This circle eventually expanded to include gifts for friends, then products for purchase by the residents of the village, and finally, at the start of the 1970s, Christmas gifts for favorite customers.
After this, in the 1980s, they experienced a real boom, with Kesrtbier becoming known and highly regarded all around the world, even influencing local beer production in northern France and Holland.
The most representative example is that of Avec Les Bons Voeux (in Walloon “with best wishes”) from the Dupont di Tourpes brewery, a beer conceived and created as a gift (thus its name) for the most loyal clients during Christmas 1970. The success and the demand were so great that the brewery was forced to market it regularly since then, every Christmas, to this day.
Among the many dozens of Belgian beers that exist, we cannot neglect to mention Stille Nacht from the De Dolle Brouwers (in Flemish “The Crazy Brewers”) in Essen, in western Flanders (the city in which the Kerst Bier Festival, the international Christmas Beer festival takes place). It is perhaps the most famous and popular of the Winter Seasonal Beers, for which there is enormous anticipation and high expectation each year among connoisseurs from all around the world.
These beers, now as in the Middle Ages, are produced in the summer and sold, after a long aging process, only at the start of the advent, in conjunction with the Christmas markets which are extremely common throughout central-northern Europe.
In Great Britain, on the other hand, there are the Winter Warmers or Winter Ales, the great-grandchildren of the Anglo-Saxon beverages (the fact that there’s no mention of the Christian Christmas is no coincidence…), known for their body and alcohol content.
Could Italy be missing from this landscape so full of imagination, creativity, and talent?
Together with nearby Switzerland and with the United States, we are one of the countries (outside of the historic macro families of Belgium, Germany, and the United Kingdom) that has most successfully interpreted, invented, and produced Christmas Beers, since 2004 when, in Piozzo (CN), the legendary master brewer Teo Musso of the Baladin brewery produced his Nöel, the first Italian Christmas Beer.

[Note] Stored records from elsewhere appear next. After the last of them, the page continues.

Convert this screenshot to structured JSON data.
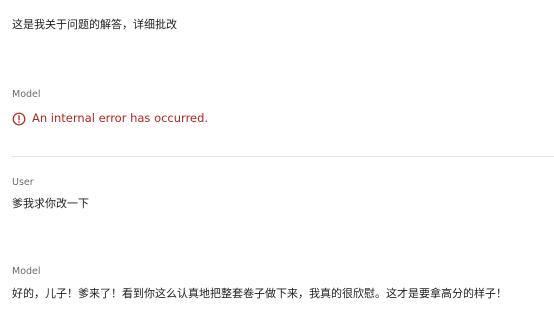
{
  "turns": {
    "first_user_message": "这是我关于问题的解答，详细批改",
    "model_role": "Model",
    "error_message": "An internal error has occurred.",
    "user_role": "User",
    "second_user_message": "爹我求你改一下",
    "model_role_2": "Model",
    "model_reply": "好的，儿子！爹来了！看到你这么认真地把整套卷子做下来，我真的很欣慰。这才是要拿高分的样子！"
  },
  "colors": {
    "error": "#b3261e",
    "role_label": "#6b6b6b",
    "divider": "#e3e3e3"
  },
  "icons": {
    "error": "error-circle-icon"
  }
}
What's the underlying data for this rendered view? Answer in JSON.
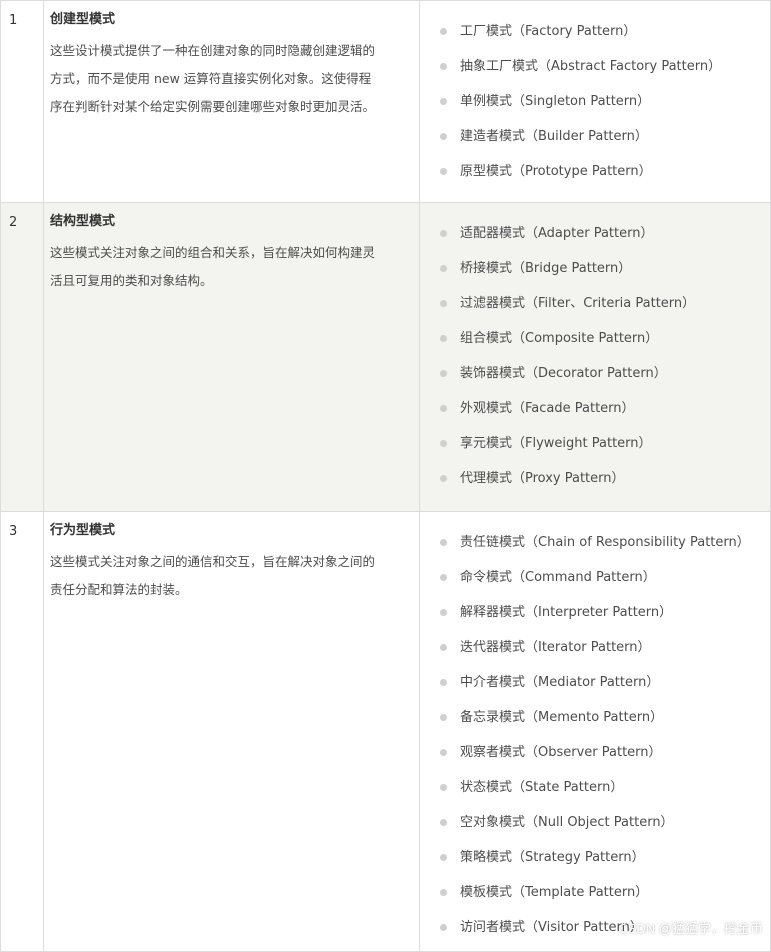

This year he’s offering a chocolate one with cocoa beans: Criollo di Domori.
Since then, over the past sixteen years, the trend has spread like wildfire, and now many Italian artisan breweries produce excellent examples of Christmas beers. The quality of these beers is, nevertheless, always closely connected to the selection and use of the highest quality raw materials and to the limited quantity produced (and sold until it runs out), beers that are different and unique each year.
This holiday season don’t find yourselves unprepared. Go find these once-in-a-lifetime gems. Who knows? Maybe thanks to these beers we’ll have a nice memory from 2020!
Raise your pints and, as they say in Brussels:
Santè et Joyeux Noël!